Background: Chronic obstructive pulmonary disease (COPD) and heart failure are major causes of death and disability. Because little information is available about the population of patients with both syndromes, we assessed the characteristics and the independent contribution of COPD to outcomes in patients with stable chronic heart failure. Methods: The clinical, neurohormonal, and echocardiographic characteristics of the 5010 patients enrolled in the Valsartan Heart Failure Trial were compared in patients with or without COPD. The prognostic value of COPD was tested by multivariate Cox proportional hazard models. Results: Patients with COPD were older, more symptomatic, and less likely to be receiving beta-blocker therapy, and had a higher mortality (27.4% vs. 18.4%, P <.0001). Echocardiographic parameters were not different, and brain natriuretic peptide was only minimally increased. Norepinephrine, inflammatory markers, cardiac troponin T, and creatinine values were significantly higher. After adjustment, COPD no longer predicted all-cause mortality but remained predictive of noncardiovascular mortality (hazard ratio 2.50; 95% confidence interval: 1.58-3.96; P <.0001) and hospitalizations, especially noncardiovascular (hazard ratio 1.71; 95% confidence interval; 1.43-2.06; P <.0001). Conclusions: Patients with COPD are more symptomatic and have worse outcomes that are not explained by poorer left ventricular function. After adjustment for demographic, clinical, biohumoral, and treatment variables, COPD is a weak predictor of all-cause mortality but a strong predictor of noncardiovascular events. Awareness and optimized treatment of heart failure and COPD may reduce the clinical burden of these patients.

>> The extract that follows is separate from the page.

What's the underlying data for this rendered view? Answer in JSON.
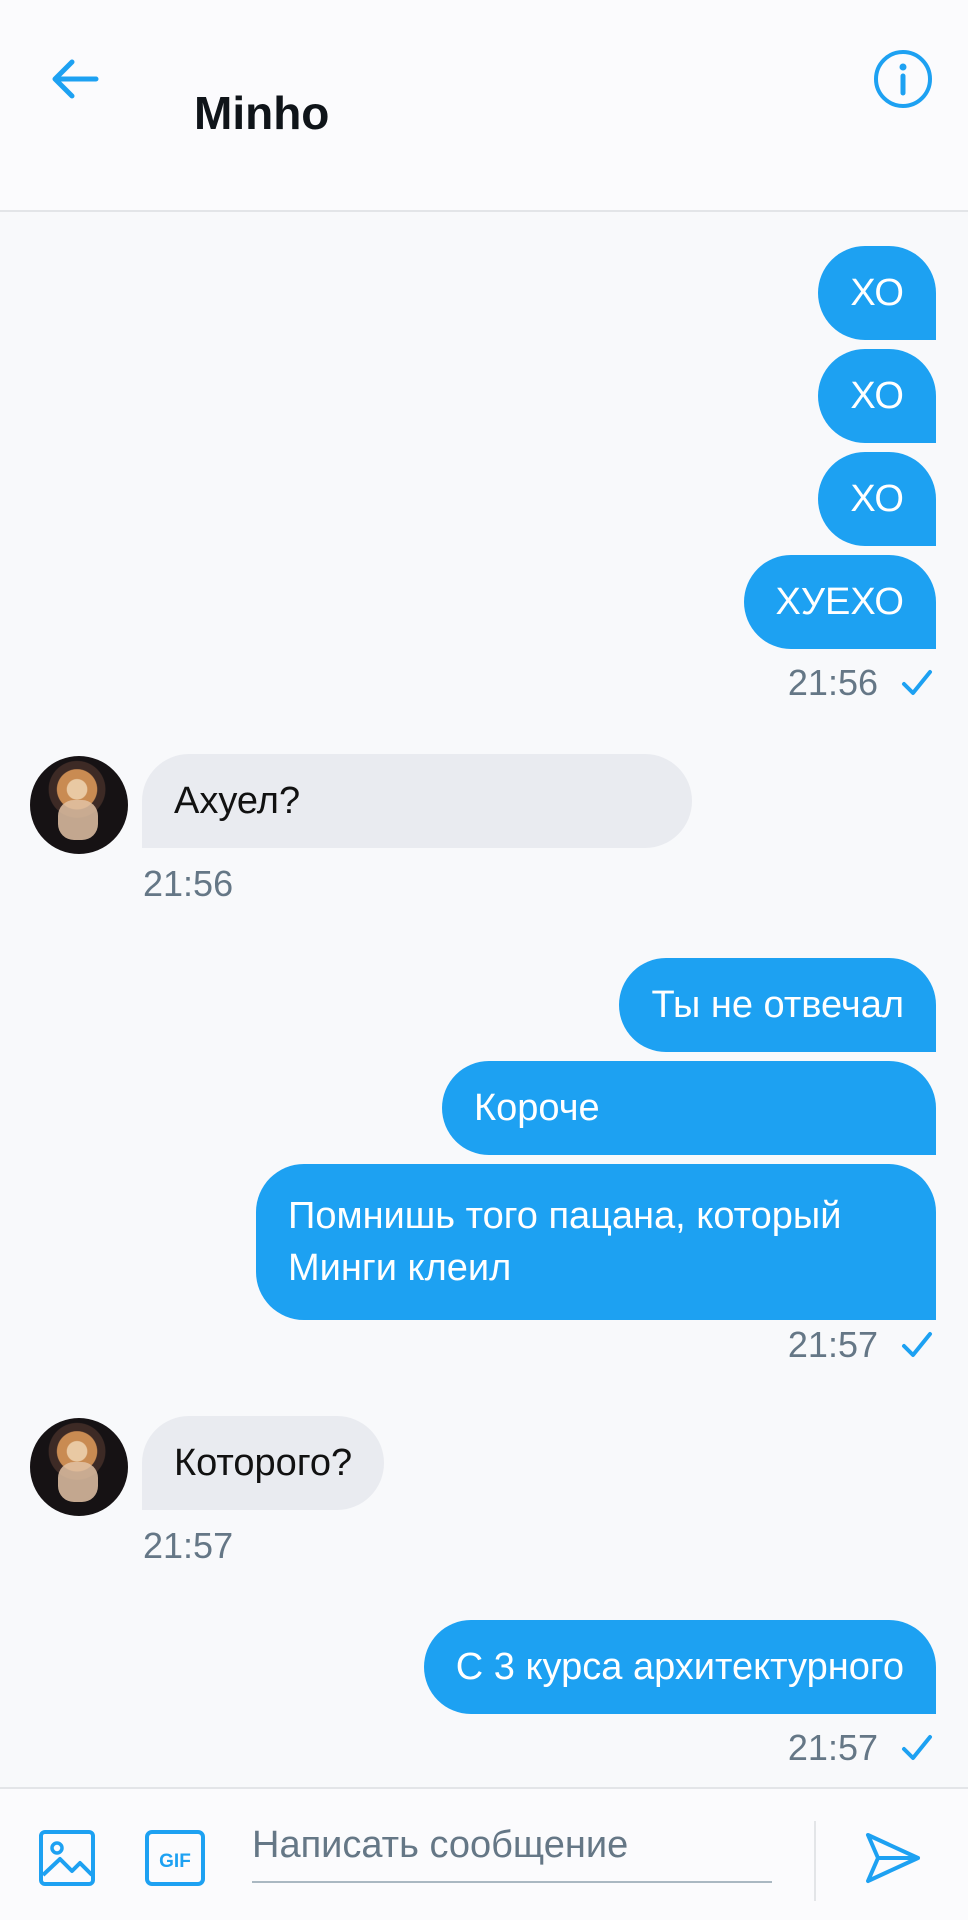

- Cardiac failure
- Chronic obstructive pulmonary disease
- Clinical trials
ASJC Scopus subject areas
- Cardiology and Cardiovascular Medicine